Sandra Johnson Gordon Cause Of Death, Obituary Not Yet Available – Sandra Johnson Gordon, the head of the pastoral council who urged the Roman Catholic Archdiocese of New Orleans to reopen historic St. Augustine Church in Treme following Hurricane Katrina, died April 24 at Grady Memorial Hospital in Atlanta from injuries incurred in an automobile accident. She was 68.
According to nola.com, “Sandra saved St. Augustine,” said Jacques Morial, a parishioner, recalling how Gordon rallied a broad coalition in late 2005, when the archbishop was deciding which churches to close in the devastated and depopulated New Orleans area. Gordon fought the archdiocese’s planned closure with the help of unlikely allies like members of the Nation of Islam, young out-of-towners from the People’s Hurricane Relief Fund, local and national civil rights fighters like Malcolm Suber, Malik Rahim, Curt Muhammad, Jesse Jackson, and Al Sharpton, and her daughter, Tyra Richardson.
Sandra Gordon grew up in the 7th Ward as Sandra Johnson, where she lived within a few blocks of several cousins and walked to McDonogh 35, then on Kerlerec Street. St. Augustine, which was founded in 1841 and is claimed to be the first Catholic church in the United States to have an integrated congregation made up of White parishioners, free persons of color, and enslaved people, was where she was confirmed and married.
Gordon’s ties to the church go back to his enslaved great-grandmother, Mary Belle Weadd, who was baptized at St. Augustine in 1865. Her dedication to it, though, was deeply personal. In 2016, she noted, “Our community is a loving kind.” “Every Sunday, we’re absolutely overjoyed to see each other.”
Gordon displayed “divine bravery,” according to Ansel Augustine, director of the archdiocese’s Office of Black Catholics. He claimed she would speak up at meetings or conferences to encourage others to do the right thing.
“‘If you’re going to worry about it, don’t pray about it,’ she advised. You don’t have to worry about anything if you’re going to pray about it.'”

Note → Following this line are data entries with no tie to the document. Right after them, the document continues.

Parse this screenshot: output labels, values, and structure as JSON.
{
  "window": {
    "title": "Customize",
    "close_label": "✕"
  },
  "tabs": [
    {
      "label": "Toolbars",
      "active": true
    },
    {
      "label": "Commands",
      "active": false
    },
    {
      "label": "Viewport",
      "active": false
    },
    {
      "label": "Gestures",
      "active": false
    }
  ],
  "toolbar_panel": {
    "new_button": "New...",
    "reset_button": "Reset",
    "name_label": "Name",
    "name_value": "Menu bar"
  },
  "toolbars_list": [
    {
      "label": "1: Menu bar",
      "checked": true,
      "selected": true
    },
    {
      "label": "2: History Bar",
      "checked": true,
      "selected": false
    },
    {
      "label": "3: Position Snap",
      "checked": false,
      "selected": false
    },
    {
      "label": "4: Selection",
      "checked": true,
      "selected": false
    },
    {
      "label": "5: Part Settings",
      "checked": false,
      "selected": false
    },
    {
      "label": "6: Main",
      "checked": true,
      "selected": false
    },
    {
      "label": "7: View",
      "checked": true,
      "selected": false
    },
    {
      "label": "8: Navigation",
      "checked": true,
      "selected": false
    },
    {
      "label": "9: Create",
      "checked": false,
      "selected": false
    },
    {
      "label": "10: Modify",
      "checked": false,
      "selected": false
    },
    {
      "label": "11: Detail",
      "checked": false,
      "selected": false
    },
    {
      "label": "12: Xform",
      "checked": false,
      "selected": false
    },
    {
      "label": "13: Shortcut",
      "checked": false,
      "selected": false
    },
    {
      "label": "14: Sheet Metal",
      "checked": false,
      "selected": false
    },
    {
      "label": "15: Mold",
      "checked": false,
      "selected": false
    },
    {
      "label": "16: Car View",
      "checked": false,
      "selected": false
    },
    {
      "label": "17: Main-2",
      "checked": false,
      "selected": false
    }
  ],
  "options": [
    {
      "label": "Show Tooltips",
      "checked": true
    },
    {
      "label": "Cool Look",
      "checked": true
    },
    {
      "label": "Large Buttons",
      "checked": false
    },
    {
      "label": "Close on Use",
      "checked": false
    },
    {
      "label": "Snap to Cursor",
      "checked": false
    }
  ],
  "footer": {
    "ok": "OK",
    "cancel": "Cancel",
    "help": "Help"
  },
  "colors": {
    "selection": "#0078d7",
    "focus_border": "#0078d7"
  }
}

Gordon’s faith was evident in his compassion and kindness, according to longtime friend Troi Yancy. “Sandra flung open her front door, refrigerator, wallet, and pocketbook. You could have it if she had it and you needed it.”